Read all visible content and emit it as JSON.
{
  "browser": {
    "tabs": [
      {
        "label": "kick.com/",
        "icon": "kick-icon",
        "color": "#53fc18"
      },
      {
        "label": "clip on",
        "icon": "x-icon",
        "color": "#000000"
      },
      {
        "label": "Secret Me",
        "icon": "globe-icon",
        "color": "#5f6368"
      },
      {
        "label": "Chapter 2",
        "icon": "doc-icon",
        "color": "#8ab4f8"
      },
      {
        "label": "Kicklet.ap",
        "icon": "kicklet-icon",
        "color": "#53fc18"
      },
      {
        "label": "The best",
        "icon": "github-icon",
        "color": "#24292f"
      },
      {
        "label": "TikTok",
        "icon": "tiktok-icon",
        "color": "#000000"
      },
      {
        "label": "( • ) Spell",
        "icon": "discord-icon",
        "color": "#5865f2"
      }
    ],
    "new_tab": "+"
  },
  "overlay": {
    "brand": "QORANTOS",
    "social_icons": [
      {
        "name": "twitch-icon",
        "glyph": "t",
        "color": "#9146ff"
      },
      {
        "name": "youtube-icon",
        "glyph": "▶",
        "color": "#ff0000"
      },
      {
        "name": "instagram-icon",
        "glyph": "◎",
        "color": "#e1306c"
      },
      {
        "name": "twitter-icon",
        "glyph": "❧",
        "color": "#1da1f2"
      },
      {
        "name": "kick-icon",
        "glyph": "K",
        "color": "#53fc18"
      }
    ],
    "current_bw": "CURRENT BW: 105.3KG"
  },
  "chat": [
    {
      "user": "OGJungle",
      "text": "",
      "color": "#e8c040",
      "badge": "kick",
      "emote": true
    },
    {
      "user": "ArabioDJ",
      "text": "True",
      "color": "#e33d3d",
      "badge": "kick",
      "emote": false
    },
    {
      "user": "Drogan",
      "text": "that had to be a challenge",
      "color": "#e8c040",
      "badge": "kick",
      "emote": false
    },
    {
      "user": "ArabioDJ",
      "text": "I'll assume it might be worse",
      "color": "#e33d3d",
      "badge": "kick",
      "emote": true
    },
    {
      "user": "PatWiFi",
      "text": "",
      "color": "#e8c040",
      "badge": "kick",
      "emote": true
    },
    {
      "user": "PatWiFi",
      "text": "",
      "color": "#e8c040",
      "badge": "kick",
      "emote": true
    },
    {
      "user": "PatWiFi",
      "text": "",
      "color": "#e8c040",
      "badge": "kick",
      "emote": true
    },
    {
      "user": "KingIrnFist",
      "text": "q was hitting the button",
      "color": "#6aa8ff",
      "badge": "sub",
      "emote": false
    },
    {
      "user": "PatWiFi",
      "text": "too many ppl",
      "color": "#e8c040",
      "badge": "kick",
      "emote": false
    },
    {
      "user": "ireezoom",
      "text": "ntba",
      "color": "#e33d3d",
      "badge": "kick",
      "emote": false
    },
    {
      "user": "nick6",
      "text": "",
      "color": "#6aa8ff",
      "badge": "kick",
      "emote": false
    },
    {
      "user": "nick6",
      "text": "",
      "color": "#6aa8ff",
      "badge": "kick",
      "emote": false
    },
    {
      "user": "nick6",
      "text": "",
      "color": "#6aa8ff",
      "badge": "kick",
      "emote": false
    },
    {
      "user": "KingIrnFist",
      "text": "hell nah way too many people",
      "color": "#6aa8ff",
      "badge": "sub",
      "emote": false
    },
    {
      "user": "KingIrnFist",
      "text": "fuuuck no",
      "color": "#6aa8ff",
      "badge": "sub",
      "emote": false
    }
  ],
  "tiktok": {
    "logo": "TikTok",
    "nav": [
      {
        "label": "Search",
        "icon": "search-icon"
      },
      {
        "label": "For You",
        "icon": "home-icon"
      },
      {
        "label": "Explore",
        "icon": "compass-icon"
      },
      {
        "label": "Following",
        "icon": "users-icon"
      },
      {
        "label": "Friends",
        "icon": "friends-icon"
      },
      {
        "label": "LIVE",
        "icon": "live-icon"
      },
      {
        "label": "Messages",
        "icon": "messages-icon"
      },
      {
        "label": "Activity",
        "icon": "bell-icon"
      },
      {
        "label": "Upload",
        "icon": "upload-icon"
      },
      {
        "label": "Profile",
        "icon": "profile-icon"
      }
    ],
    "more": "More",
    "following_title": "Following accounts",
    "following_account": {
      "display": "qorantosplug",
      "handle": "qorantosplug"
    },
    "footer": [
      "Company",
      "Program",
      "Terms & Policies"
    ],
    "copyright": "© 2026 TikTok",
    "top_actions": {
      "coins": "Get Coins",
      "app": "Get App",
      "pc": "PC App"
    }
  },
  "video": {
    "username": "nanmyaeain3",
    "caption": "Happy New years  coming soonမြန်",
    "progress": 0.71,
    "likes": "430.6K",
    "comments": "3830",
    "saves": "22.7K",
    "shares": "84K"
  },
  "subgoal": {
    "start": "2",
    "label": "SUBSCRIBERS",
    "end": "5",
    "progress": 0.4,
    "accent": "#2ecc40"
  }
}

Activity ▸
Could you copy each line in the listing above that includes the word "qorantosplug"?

Task output ▸
      "display": "qorantosplug",
      "handle": "qorantosplug"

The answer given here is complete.